[Web page and app entries]
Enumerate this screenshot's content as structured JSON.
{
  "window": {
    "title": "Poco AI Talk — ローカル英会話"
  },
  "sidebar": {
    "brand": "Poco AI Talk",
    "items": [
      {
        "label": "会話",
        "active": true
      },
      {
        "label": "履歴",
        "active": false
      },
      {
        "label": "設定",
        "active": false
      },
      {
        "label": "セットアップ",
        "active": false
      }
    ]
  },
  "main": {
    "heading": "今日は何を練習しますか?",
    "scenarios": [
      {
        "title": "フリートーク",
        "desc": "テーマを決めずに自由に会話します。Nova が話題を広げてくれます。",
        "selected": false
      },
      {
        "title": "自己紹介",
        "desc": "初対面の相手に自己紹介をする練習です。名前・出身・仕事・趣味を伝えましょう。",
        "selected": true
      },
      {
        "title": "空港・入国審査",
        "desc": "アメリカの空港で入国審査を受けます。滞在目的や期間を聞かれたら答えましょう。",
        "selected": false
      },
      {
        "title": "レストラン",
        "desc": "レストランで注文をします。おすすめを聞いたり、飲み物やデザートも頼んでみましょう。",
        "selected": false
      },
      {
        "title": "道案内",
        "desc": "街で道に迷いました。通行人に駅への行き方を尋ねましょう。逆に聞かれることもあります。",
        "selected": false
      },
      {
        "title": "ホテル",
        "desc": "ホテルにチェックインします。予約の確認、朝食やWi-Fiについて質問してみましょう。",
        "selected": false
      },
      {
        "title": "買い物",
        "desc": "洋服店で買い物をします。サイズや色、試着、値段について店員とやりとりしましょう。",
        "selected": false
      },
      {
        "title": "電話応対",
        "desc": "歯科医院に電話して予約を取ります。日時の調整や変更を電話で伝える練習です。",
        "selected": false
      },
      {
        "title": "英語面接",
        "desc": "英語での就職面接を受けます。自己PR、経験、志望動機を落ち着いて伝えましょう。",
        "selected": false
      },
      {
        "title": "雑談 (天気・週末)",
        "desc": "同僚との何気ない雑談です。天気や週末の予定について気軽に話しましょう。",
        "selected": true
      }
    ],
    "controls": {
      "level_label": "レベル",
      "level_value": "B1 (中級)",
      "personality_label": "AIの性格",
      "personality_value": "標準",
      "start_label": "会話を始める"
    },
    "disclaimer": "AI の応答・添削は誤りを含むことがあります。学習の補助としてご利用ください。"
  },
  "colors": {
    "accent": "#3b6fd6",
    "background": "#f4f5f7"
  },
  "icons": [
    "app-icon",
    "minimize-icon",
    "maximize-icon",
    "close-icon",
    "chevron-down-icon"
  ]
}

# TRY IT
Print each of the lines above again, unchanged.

# ANSWER BOX
Enumerate this screenshot's content as structured JSON.
{
  "window": {
    "title": "Poco AI Talk — ローカル英会話"
  },
  "sidebar": {
    "brand": "Poco AI Talk",
    "items": [
      {
        "label": "会話",
        "active": true
      },
      {
        "label": "履歴",
        "active": false
      },
      {
        "label": "設定",
        "active": false
      },
      {
        "label": "セットアップ",
        "active": false
      }
    ]
  },
  "main": {
    "heading": "今日は何を練習しますか?",
    "scenarios": [
      {
        "title": "フリートーク",
        "desc": "テーマを決めずに自由に会話します。Nova が話題を広げてくれます。",
        "selected": false
      },
      {
        "title": "自己紹介",
        "desc": "初対面の相手に自己紹介をする練習です。名前・出身・仕事・趣味を伝えましょう。",
        "selected": true
      },
      {
        "title": "空港・入国審査",
        "desc": "アメリカの空港で入国審査を受けます。滞在目的や期間を聞かれたら答えましょう。",
        "selected": false
      },
      {
        "title": "レストラン",
        "desc": "レストランで注文をします。おすすめを聞いたり、飲み物やデザートも頼んでみましょう。",
        "selected": false
      },
      {
        "title": "道案内",
        "desc": "街で道に迷いました。通行人に駅への行き方を尋ねましょう。逆に聞かれることもあります。",
        "selected": false
      },
      {
        "title": "ホテル",
        "desc": "ホテルにチェックインします。予約の確認、朝食やWi-Fiについて質問してみましょう。",
        "selected": false
      },
      {
        "title": "買い物",
        "desc": "洋服店で買い物をします。サイズや色、試着、値段について店員とやりとりしましょう。",
        "selected": false
      },
      {
        "title": "電話応対",
        "desc": "歯科医院に電話して予約を取ります。日時の調整や変更を電話で伝える練習です。",
        "selected": false
      },
      {
        "title": "英語面接",
        "desc": "英語での就職面接を受けます。自己PR、経験、志望動機を落ち着いて伝えましょう。",
        "selected": false
      },
      {
        "title": "雑談 (天気・週末)",
        "desc": "同僚との何気ない雑談です。天気や週末の予定について気軽に話しましょう。",
        "selected": true
      }
    ],
    "controls": {
      "level_label": "レベル",
      "level_value": "B1 (中級)",
      "personality_label": "AIの性格",
      "personality_value": "標準",
      "start_label": "会話を始める"
    },
    "disclaimer": "AI の応答・添削は誤りを含むことがあります。学習の補助としてご利用ください。"
  },
  "colors": {
    "accent": "#3b6fd6",
    "background": "#f4f5f7"
  },
  "icons": [
    "app-icon",
    "minimize-icon",
    "maximize-icon",
    "close-icon",
    "chevron-down-icon"
  ]
}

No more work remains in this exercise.